● **YOUR ASSIGNMENT**
For the data below, work out how many lines contain the word "Советы" and supply only that number.

[Dataset rows describing interfaces]
>>>>>

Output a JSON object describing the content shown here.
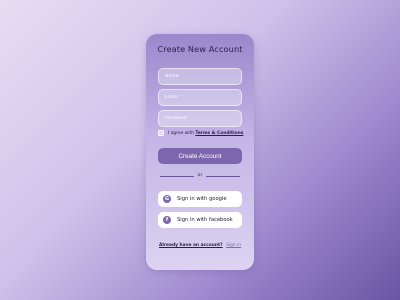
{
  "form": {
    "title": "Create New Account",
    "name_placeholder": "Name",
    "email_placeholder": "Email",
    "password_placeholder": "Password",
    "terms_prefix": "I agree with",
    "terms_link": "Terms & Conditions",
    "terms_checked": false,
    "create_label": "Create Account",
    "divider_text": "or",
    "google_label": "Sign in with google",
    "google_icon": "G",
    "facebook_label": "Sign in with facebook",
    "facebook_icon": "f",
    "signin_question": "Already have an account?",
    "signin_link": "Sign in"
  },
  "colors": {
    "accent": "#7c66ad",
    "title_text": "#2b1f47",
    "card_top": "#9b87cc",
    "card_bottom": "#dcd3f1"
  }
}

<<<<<
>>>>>

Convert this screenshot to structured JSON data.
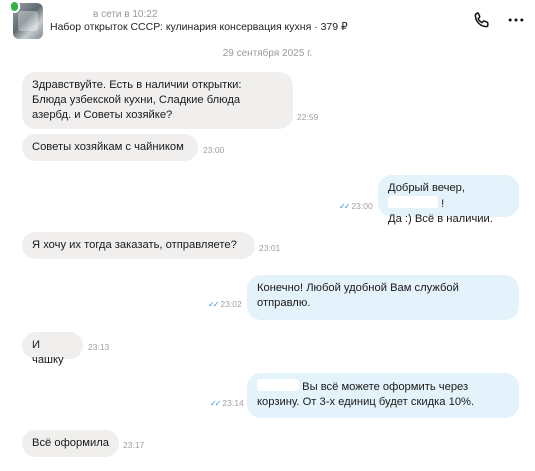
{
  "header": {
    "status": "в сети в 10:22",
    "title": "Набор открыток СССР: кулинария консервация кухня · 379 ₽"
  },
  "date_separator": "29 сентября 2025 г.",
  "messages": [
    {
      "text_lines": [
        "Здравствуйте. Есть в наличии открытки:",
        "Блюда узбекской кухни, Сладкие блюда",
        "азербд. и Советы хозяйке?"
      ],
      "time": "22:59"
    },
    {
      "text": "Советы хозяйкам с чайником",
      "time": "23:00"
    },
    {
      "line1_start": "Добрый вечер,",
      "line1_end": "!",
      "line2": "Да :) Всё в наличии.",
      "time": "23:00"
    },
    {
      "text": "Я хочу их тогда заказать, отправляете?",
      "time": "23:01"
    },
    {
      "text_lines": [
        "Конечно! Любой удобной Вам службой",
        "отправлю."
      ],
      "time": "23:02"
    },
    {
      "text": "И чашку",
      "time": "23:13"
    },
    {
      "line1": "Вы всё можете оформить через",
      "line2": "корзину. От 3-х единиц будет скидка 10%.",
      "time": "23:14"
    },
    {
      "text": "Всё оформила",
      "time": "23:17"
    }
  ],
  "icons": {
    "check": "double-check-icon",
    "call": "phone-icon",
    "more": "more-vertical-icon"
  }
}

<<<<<

● **WRITTEN RESPONSE**
2